However, on platforms like Facebook, where users’ real names are required and personal information is a little more obvious, the lack of anonymity doesn’t seem to reduce the meanness. It’s thought that group norms, or what people see as acceptable, allow us to act out in a way that just isn’t right. In online forums where politics or social issues are up for discussion, posting negative comments that can be quite harmful or helpful isn’t seen as quite so bad. It may be that when it comes to politics, we see it as our right to be a-holes.
The price of our online bad behaviour isn’t small. In fact, it can be quite high. By freely making nasty comments about someone, especially those that relate to their skill or commitments, their reputation could be put at risk. Above and beyond that, incivility and bullying in the workplace (of which social media can form a part) reduces productivity and performance. In the online sphere, even if it’s done under the guise of ‘promoting robust discussion’ or that ‘that’s what you expect if you put yourself out there’, incivility actually impedes democracy, and increases anxiety.
"How would you feel to be on the receiving end?"
I have seen first-hand, some serious online, mean girl behaviour recently. There are women who I do not know at all taking issue with a number of women in a Facebook craft group. And they’re not shy about letting everyone know what a bad job I do as a feminist, as an advocate or even that others do as wives, mothers and professionals. It hurts because nobody wants to be on the receiving end of meanness but also, what she had to say couldn’t be further from the truth. These disparaging words threaten my and others’ reputations but also perhaps the Mean Girls'. These Mean Girls put other women in the firing line, chipping away at their reputations until she cultivates a real-life gang of “Plastics”, followers who should be allies, but instead create negativity and disharmony.
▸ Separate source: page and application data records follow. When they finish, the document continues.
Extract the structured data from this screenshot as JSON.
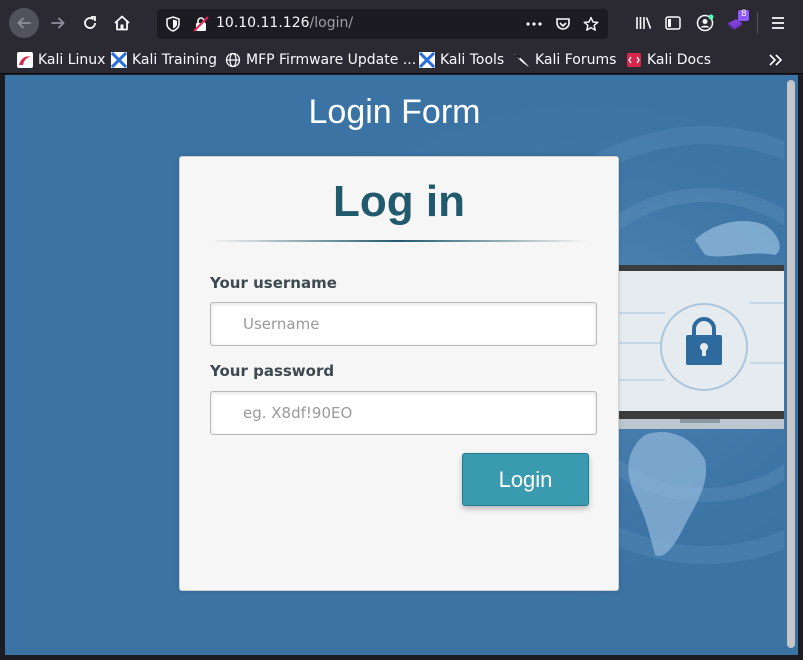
{
  "browser": {
    "url_host": "10.10.11.126",
    "url_path": "/login/",
    "notification_badge": "8",
    "bookmarks": [
      {
        "label": "Kali Linux",
        "icon": "kali-linux-icon"
      },
      {
        "label": "Kali Training",
        "icon": "kali-training-icon"
      },
      {
        "label": "MFP Firmware Update ...",
        "icon": "globe-icon"
      },
      {
        "label": "Kali Tools",
        "icon": "kali-tools-icon"
      },
      {
        "label": "Kali Forums",
        "icon": "kali-forums-icon"
      },
      {
        "label": "Kali Docs",
        "icon": "kali-docs-icon"
      }
    ]
  },
  "page": {
    "title": "Login Form",
    "card_heading": "Log in",
    "username_label": "Your username",
    "username_placeholder": "Username",
    "password_label": "Your password",
    "password_placeholder": "eg. X8df!90EO",
    "login_button": "Login"
  },
  "colors": {
    "page_background": "#3b73a4",
    "heading": "#215a6d",
    "button": "#3a9bb0"
  }
}
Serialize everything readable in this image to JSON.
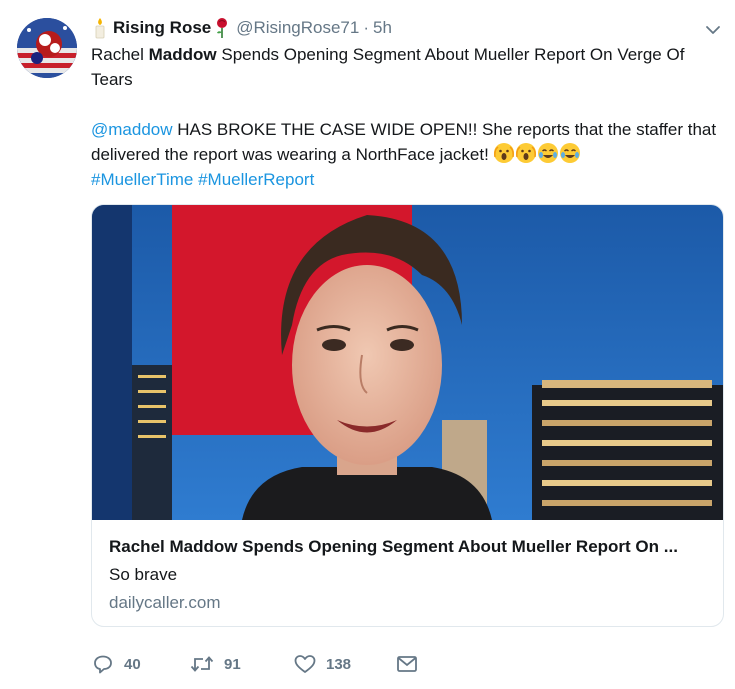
{
  "tweet": {
    "display_name": "Rising Rose",
    "handle": "@RisingRose71",
    "separator": "·",
    "time": "5h",
    "headline_pre": "Rachel ",
    "headline_bold": "Maddow",
    "headline_post": " Spends Opening Segment About Mueller Report On Verge Of Tears",
    "mention": "@maddow",
    "body": " HAS BROKE THE CASE WIDE OPEN!! She reports that the staffer that delivered the report was wearing a NorthFace jacket! ",
    "hashtag1": "#MuellerTime",
    "hashtag2": "#MuellerReport",
    "emojis": [
      "scream-face-emoji",
      "scream-face-emoji",
      "tears-of-joy-emoji",
      "tears-of-joy-emoji"
    ]
  },
  "card": {
    "title": "Rachel Maddow Spends Opening Segment About Mueller Report On ...",
    "description": "So brave",
    "domain": "dailycaller.com"
  },
  "actions": {
    "replies": "40",
    "retweets": "91",
    "likes": "138"
  },
  "colors": {
    "link": "#1b95e0",
    "muted": "#657786",
    "text": "#14171a",
    "border": "#e1e8ed"
  }
}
I am a big fan of the carrot versus the stick. I believe in flooding the spaces we want to change with positive messages and positive change because I think then we can create revolution and also stay true to our values. However, women cannot do it alone and we need the sisterhood more than ever. Even as I write this piece, I am buoyed by my sisters in arms who listened to these ideas and cheered me on as they poured out on to paper. There is immense power in support from your tribe and its time we realise that should trump all hate.
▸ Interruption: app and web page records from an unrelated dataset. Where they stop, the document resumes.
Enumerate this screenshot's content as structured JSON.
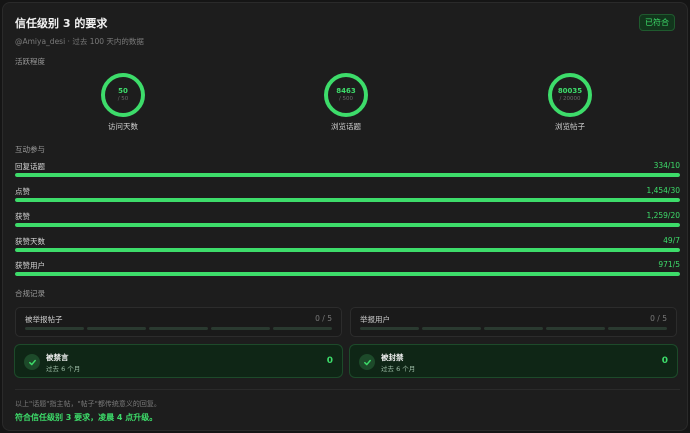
{
  "header": {
    "title": "信任级别 3 的要求",
    "badge": "已符合",
    "subtitle": "@Amiya_desi · 过去 100 天内的数据"
  },
  "activity": {
    "section_label": "活跃程度",
    "rings": [
      {
        "value": "50",
        "requirement": "/ 50",
        "label": "访问天数"
      },
      {
        "value": "8463",
        "requirement": "/ 500",
        "label": "浏览话题"
      },
      {
        "value": "80035",
        "requirement": "/ 20000",
        "label": "浏览帖子"
      }
    ]
  },
  "interaction": {
    "section_label": "互动参与",
    "metrics": [
      {
        "label": "回复话题",
        "value": "334/10",
        "progress": 1.0
      },
      {
        "label": "点赞",
        "value": "1,454/30",
        "progress": 1.0
      },
      {
        "label": "获赞",
        "value": "1,259/20",
        "progress": 1.0
      },
      {
        "label": "获赞天数",
        "value": "49/7",
        "progress": 1.0
      },
      {
        "label": "获赞用户",
        "value": "971/5",
        "progress": 1.0
      }
    ]
  },
  "compliance": {
    "section_label": "合规记录",
    "reports": [
      {
        "label": "被举报帖子",
        "count": "0 / 5"
      },
      {
        "label": "举报用户",
        "count": "0 / 5"
      }
    ],
    "penalties": [
      {
        "title": "被禁言",
        "subtitle": "过去 6 个月",
        "count": "0"
      },
      {
        "title": "被封禁",
        "subtitle": "过去 6 个月",
        "count": "0"
      }
    ]
  },
  "footer": {
    "note": "以上\"话题\"指主帖，\"帖子\"都传统意义的回复。",
    "summary": "符合信任级别 3 要求，凌晨 4 点升级。"
  },
  "colors": {
    "accent": "#3ddc6a",
    "background": "#1d1d1d"
  },
  "icons": {
    "penalty_check": "check-icon"
  }
}
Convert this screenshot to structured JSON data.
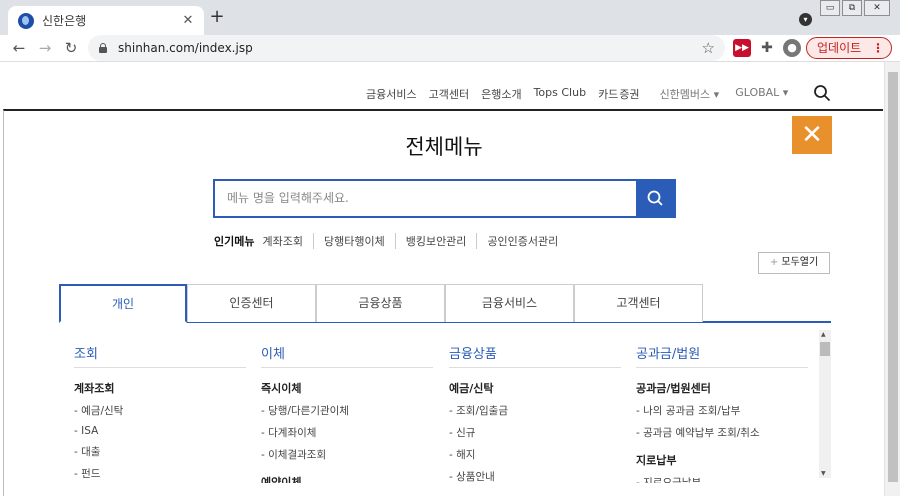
{
  "browser": {
    "tab_title": "신한은행",
    "tab_close": "✕",
    "new_tab": "+",
    "url": "shinhan.com/index.jsp",
    "update_label": "업데이트",
    "update_menu": "⋮",
    "window_controls": [
      "▭",
      "⧉",
      "✕"
    ]
  },
  "header": {
    "nav": [
      "금융서비스",
      "고객센터",
      "은행소개",
      "Tops Club",
      "카드",
      "증권",
      "신한멤버스 ▾",
      "GLOBAL ▾"
    ],
    "annotation_color": "#e02020"
  },
  "panel": {
    "title": "전체메뉴",
    "close": "✕",
    "search_placeholder": "메뉴 명을 입력해주세요.",
    "popular_label": "인기메뉴",
    "popular_items": [
      "계좌조회",
      "당행타행이체",
      "뱅킹보안관리",
      "공인인증서관리"
    ],
    "expand_all": "모두열기",
    "tabs": [
      "개인",
      "인증센터",
      "금융상품",
      "금융서비스",
      "고객센터"
    ],
    "active_tab": 0,
    "columns": [
      {
        "heading": "조회",
        "groups": [
          {
            "title": "계좌조회",
            "items": [
              "예금/신탁",
              "ISA",
              "대출",
              "펀드"
            ]
          }
        ]
      },
      {
        "heading": "이체",
        "groups": [
          {
            "title": "즉시이체",
            "items": [
              "당행/다른기관이체",
              "다계좌이체",
              "이체결과조회"
            ]
          },
          {
            "title": "예약이체",
            "items": []
          }
        ]
      },
      {
        "heading": "금융상품",
        "groups": [
          {
            "title": "예금/신탁",
            "items": [
              "조회/입출금",
              "신규",
              "해지",
              "상품안내"
            ]
          }
        ]
      },
      {
        "heading": "공과금/법원",
        "groups": [
          {
            "title": "공과금/법원센터",
            "items": [
              "나의 공과금 조회/납부",
              "공과금 예약납부 조회/취소"
            ]
          },
          {
            "title": "지로납부",
            "items": [
              "지로요금납부"
            ]
          }
        ]
      }
    ]
  },
  "colors": {
    "brand_blue": "#2a5cb8",
    "close_orange": "#e8902c",
    "update_red": "#c5221f"
  }
}
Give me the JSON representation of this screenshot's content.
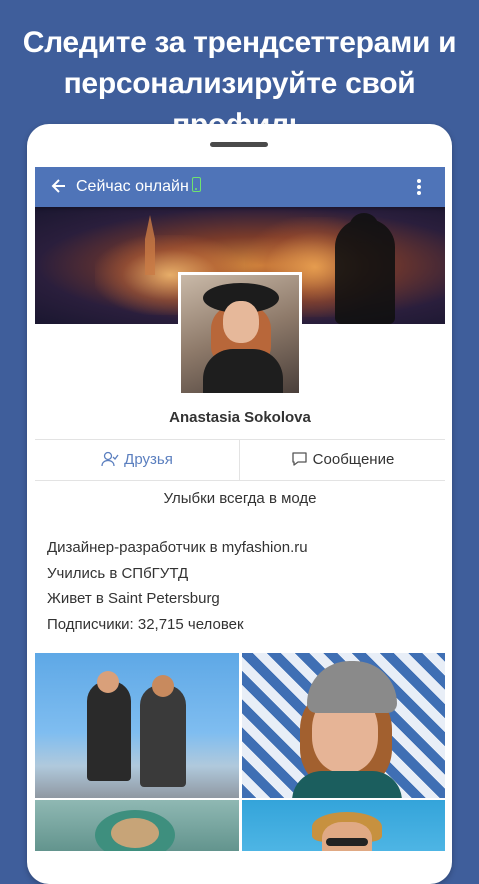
{
  "headline": {
    "line1": "Следите за трендсеттерами и",
    "line2": "персонализируйте свой профиль"
  },
  "appbar": {
    "back_icon": "arrow-left-icon",
    "title": "Сейчас онлайн",
    "online_icon": "phone-online-icon",
    "more_icon": "more-vertical-icon",
    "background": "#4f74b8",
    "online_color": "#6fe36f"
  },
  "profile": {
    "name": "Anastasia Sokolova",
    "status": "Улыбки всегда в моде"
  },
  "actions": {
    "friends_label": "Друзья",
    "friends_icon": "user-check-icon",
    "message_label": "Сообщение",
    "message_icon": "chat-bubble-icon",
    "friends_color": "#5b7fbf"
  },
  "info": {
    "job": "Дизайнер-разработчик в myfashion.ru",
    "education": "Учились в СПбГУТД",
    "city": "Живет в Saint Petersburg",
    "followers": "Подписчики: 32,715 человек"
  },
  "colors": {
    "page_background": "#3f5e9b",
    "accent": "#4f74b8"
  }
}
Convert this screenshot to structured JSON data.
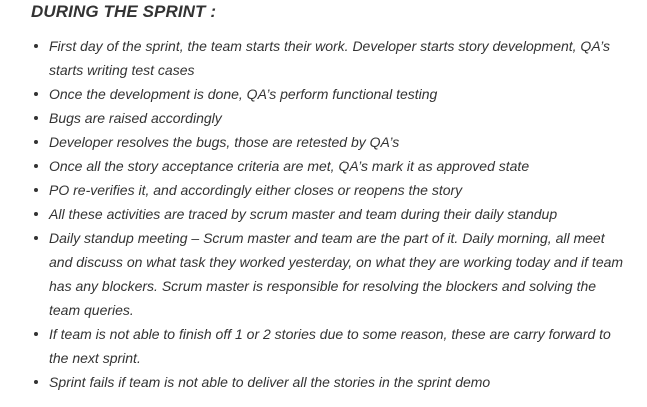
{
  "heading": "DURING THE SPRINT :",
  "items": [
    "First day of the sprint, the team starts their work. Developer starts story development, QA’s starts writing test cases",
    "Once the development is done, QA’s perform functional testing",
    "Bugs are raised accordingly",
    "Developer resolves the bugs, those are retested by QA’s",
    "Once all the story acceptance criteria are met, QA’s mark it as approved state",
    "PO re-verifies it, and accordingly either closes or reopens the story",
    "All these activities are traced by scrum master and team during their daily standup",
    "Daily standup meeting – Scrum master and team are the part of it. Daily morning, all meet and discuss on what task they worked yesterday, on what they are working today and if team has any blockers. Scrum master is responsible for resolving the blockers and solving the team queries.",
    "If team is not able to finish off 1 or 2 stories due to some reason, these are carry forward to the next sprint.",
    "Sprint fails if team is not able to deliver all the stories in the sprint demo"
  ]
}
If we have learnt anything from #MeToo and Time’s Up, it’s that united we are far stronger than we are divided, especially online. Social media in particular has the possibility to reach change-makers around the world rather than being used as a battle ground for nastiness. In order to utilise that power in a positive manner, we really need to be aware of the ways in which social media can bring out or worse still, empower the Mean Girl.
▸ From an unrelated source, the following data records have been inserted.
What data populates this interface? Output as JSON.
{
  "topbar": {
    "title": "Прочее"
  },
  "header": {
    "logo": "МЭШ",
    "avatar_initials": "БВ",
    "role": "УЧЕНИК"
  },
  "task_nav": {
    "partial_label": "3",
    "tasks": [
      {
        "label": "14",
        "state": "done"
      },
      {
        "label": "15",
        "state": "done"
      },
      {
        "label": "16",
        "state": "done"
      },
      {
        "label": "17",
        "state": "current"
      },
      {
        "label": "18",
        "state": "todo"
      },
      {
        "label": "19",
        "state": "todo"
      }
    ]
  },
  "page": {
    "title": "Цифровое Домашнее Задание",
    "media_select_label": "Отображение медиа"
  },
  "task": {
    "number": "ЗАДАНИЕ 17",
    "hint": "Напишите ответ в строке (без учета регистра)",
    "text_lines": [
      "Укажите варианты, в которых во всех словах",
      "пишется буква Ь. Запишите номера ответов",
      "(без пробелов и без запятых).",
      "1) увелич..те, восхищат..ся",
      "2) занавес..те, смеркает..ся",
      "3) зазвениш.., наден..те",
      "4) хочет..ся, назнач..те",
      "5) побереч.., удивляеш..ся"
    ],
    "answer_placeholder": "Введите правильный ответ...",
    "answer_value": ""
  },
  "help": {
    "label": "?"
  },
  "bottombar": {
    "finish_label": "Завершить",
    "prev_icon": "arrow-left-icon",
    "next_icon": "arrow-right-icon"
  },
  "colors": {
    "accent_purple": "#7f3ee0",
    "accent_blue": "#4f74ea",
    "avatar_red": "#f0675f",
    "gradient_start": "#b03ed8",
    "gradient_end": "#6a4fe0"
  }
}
It’s vital to understand how damaging what we do and say online can be to someone and to reach for compassion rather than a barbed jibe at someone else. How would you feel to be on the receiving end? Do I know everything about their story or am I making assumptions that fit my narrative of negativity? Remember that as women, we have great power in numbers so reach for our belonging rather than our differences.
Dr Nikki Stamp is a cardiothoracic surgeon, author of ‘Can You Die of a Broken Heart’ and TV presenter. She is an ardent supporter of women and of women’s health.